→ Activity: Each line below has to be set down again exactly.

[Data excerpts]

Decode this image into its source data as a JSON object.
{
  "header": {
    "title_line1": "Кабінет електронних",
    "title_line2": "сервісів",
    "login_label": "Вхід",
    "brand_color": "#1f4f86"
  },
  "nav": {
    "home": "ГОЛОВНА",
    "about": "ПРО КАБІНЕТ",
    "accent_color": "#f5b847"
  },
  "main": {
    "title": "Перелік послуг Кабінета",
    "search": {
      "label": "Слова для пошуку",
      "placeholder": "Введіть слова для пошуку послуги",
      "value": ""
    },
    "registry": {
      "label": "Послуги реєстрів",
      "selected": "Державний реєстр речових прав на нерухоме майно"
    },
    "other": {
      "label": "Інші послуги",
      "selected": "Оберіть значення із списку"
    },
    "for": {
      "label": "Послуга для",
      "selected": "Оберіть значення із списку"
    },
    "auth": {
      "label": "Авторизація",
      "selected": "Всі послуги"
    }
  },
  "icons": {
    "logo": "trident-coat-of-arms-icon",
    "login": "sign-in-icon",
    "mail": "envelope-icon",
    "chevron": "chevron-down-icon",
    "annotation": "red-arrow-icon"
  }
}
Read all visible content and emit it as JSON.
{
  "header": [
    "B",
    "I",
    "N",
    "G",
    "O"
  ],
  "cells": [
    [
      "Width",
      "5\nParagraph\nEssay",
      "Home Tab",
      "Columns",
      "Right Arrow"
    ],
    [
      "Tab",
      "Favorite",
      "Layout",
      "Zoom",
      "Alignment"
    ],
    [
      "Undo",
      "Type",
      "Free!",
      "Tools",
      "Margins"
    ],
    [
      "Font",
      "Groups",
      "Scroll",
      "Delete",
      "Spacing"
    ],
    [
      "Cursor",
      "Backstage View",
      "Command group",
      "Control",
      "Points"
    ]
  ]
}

→ Answer below:
Decode this image into its source data as a JSON object.
{
  "header": {
    "title_line1": "Кабінет електронних",
    "title_line2": "сервісів",
    "login_label": "Вхід",
    "brand_color": "#1f4f86"
  },
  "nav": {
    "home": "ГОЛОВНА",
    "about": "ПРО КАБІНЕТ",
    "accent_color": "#f5b847"
  },
  "main": {
    "title": "Перелік послуг Кабінета",
    "search": {
      "label": "Слова для пошуку",
      "placeholder": "Введіть слова для пошуку послуги",
      "value": ""
    },
    "registry": {
      "label": "Послуги реєстрів",
      "selected": "Державний реєстр речових прав на нерухоме майно"
    },
    "other": {
      "label": "Інші послуги",
      "selected": "Оберіть значення із списку"
    },
    "for": {
      "label": "Послуга для",
      "selected": "Оберіть значення із списку"
    },
    "auth": {
      "label": "Авторизація",
      "selected": "Всі послуги"
    }
  },
  "icons": {
    "logo": "trident-coat-of-arms-icon",
    "login": "sign-in-icon",
    "mail": "envelope-icon",
    "chevron": "chevron-down-icon",
    "annotation": "red-arrow-icon"
  }
}
Read all visible content and emit it as JSON.
{
  "header": [
    "B",
    "I",
    "N",
    "G",
    "O"
  ],
  "cells": [
    [
      "Width",
      "5\nParagraph\nEssay",
      "Home Tab",
      "Columns",
      "Right Arrow"
    ],
    [
      "Tab",
      "Favorite",
      "Layout",
      "Zoom",
      "Alignment"
    ],
    [
      "Undo",
      "Type",
      "Free!",
      "Tools",
      "Margins"
    ],
    [
      "Font",
      "Groups",
      "Scroll",
      "Delete",
      "Spacing"
    ],
    [
      "Cursor",
      "Backstage View",
      "Command group",
      "Control",
      "Points"
    ]
  ]
}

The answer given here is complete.